Another good rule to follow is the ⅔ Ratio:
This refers to the ratio between your tree's trunk and branches. The “precious” or main branch that is the central leader of the tree, equivalent to the trunk, should always be ⅓ larger than the branches that are coming off of it. This is for the health and safety of the tree and also to remove the risk of competing branches that may be detrimental to the long term success of your tree and high quality production.
As you can see there is a lot to think about with the task of pruning and it can affect your trees in a life changing way (for better or for worse). So if the risk of damage is so high why Prune?
The benefits far outweigh the potential for stressing the tree. When there are too many shoots and buds on a tree, the tree will have to try to produce fruit on all of those buds, as the tree does not favor any one in particular or protect itself. The fruit produced will often be inadequate both in size and also in quality. This can be altered by pruning off some of the new growth to focus the nutrients in a few fruits that will be high quality.
The weight of all this fruit if not pruned is going to be a heavy demand for a tree and its new growth especially. This can result in breaking its branches and even affect the healthy balance of the tree.
The sunlight should be getting to all of the branches and crowding of branches can prohibit this especially in the summer months where the leaves and fruit add extra coverage. Pruning creates space allowing optimal sunlight to reach all of the tree effectively supporting growth and productivity.
Trees also tend to grow in all directions and can lead to, as described earlier, damaging or inconvenient growth. Removing these is healthier for the tree and also helpful for you to be able to access the tree easily in the future as the tree continues to grow and produce.
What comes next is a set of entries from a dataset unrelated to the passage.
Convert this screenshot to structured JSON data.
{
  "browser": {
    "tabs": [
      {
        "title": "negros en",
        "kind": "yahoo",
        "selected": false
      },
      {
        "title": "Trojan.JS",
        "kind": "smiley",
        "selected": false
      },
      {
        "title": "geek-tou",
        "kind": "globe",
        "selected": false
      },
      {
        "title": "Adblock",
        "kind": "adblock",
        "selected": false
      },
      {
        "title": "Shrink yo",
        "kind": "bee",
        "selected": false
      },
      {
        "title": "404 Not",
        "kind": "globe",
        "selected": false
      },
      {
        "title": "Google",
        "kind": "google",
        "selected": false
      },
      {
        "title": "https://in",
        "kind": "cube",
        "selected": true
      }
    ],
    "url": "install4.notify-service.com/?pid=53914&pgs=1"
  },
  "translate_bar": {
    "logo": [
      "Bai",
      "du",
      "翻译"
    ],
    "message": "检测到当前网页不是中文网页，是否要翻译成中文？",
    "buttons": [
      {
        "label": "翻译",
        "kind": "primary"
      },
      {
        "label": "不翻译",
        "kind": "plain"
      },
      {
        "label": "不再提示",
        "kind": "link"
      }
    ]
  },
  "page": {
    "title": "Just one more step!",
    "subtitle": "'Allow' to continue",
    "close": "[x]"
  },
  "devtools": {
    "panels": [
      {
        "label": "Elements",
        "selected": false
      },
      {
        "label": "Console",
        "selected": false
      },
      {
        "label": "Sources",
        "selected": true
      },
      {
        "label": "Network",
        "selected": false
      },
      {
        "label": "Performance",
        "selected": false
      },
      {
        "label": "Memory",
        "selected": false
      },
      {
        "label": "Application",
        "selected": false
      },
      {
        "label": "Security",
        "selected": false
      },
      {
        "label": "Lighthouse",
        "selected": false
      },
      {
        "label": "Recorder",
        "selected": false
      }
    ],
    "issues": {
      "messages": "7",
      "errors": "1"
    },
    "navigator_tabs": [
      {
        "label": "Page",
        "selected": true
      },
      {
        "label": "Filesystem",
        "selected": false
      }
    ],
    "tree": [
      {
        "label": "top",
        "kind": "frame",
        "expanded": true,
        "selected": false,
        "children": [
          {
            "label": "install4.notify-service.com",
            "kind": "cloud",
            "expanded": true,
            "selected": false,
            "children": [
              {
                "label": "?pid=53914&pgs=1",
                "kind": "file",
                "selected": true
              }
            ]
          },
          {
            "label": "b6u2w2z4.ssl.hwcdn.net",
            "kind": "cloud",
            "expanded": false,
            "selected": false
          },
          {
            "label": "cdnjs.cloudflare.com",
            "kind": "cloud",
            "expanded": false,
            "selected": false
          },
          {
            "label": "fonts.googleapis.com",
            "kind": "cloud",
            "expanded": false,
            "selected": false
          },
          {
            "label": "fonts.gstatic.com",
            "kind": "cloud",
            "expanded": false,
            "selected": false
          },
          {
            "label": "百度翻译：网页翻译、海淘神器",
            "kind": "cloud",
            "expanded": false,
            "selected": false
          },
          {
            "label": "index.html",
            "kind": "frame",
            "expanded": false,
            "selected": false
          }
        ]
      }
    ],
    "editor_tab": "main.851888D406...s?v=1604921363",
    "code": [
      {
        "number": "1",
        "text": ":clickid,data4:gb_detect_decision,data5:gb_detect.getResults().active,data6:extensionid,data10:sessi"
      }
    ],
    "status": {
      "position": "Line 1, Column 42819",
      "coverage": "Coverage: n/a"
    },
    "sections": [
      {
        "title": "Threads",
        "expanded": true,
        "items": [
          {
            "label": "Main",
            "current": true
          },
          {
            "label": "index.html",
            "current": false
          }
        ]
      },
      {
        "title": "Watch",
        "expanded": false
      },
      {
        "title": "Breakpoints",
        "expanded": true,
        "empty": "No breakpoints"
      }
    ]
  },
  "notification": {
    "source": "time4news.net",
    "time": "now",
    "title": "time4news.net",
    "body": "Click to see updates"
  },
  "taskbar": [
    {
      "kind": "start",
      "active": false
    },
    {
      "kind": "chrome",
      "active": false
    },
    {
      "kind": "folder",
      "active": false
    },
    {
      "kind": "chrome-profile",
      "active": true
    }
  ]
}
Here at the Snohomish and Monroe Co-op stores we have all your need for pruning your trees!
For our hand held pruning shears we have a great selection from ratcheting shears for heavy work to our precise trimmers by Fiskars. Get the option and angle of sheers you need!
With our larger option for more established trees we have our larger trimmers! Again with a large variety of shears we have lots of options for the needs you have. Variations of Types of blades like the anchor or the bypass or different ergonomic handles, come in and see which option is best for you!
Hand saws are for some of the more intense jobs you would encounter. We always suggest having a good hand saw in your arsenal due to its consistency and reliability. If your saw breaks down or runs out of fuel or battery, our hand saws will get the job down and store very well! Check out our Bow Saw and we have replacement blades available for them as well (21”).
For the Harvest, some of your big trees can be difficult to get all of the high hanging fruit from, even with a ladder! Here is our Fruit picker! This tool has a basket with a foam cushion to protect your fruit from bruising as you pick. The basket is big enough to pick multiple pieces of fruit before emptying. It has a telescoping handle to have great reach while storing well. This is a must have tool for your orchard!
Bird Netting is a great idea for protecting your trees, even when they are small. They keep the big heavy birds off of them, protect the new buds from damage and project your fruit prior to harvesting. We have multiple sizes and options to fit your needs!
We have tree stakes in both locations as well which are 2” diameter but 10 feet tall that will allow you to guide and support your trees while they grow and mature!
We also have wood stakes as well in two lengths: 18” & 36”.
Stop into our stores and check out our garden sections and talk with our staff about your needs and our options! We carry many other things that you may be needed:
- Topsoil and Peat and Soil Amendments
- Dormant Sprays
- Pest Control Baits and Traps
We look forward to helping you and your orchard this season!
We’ll see you at the Co-op!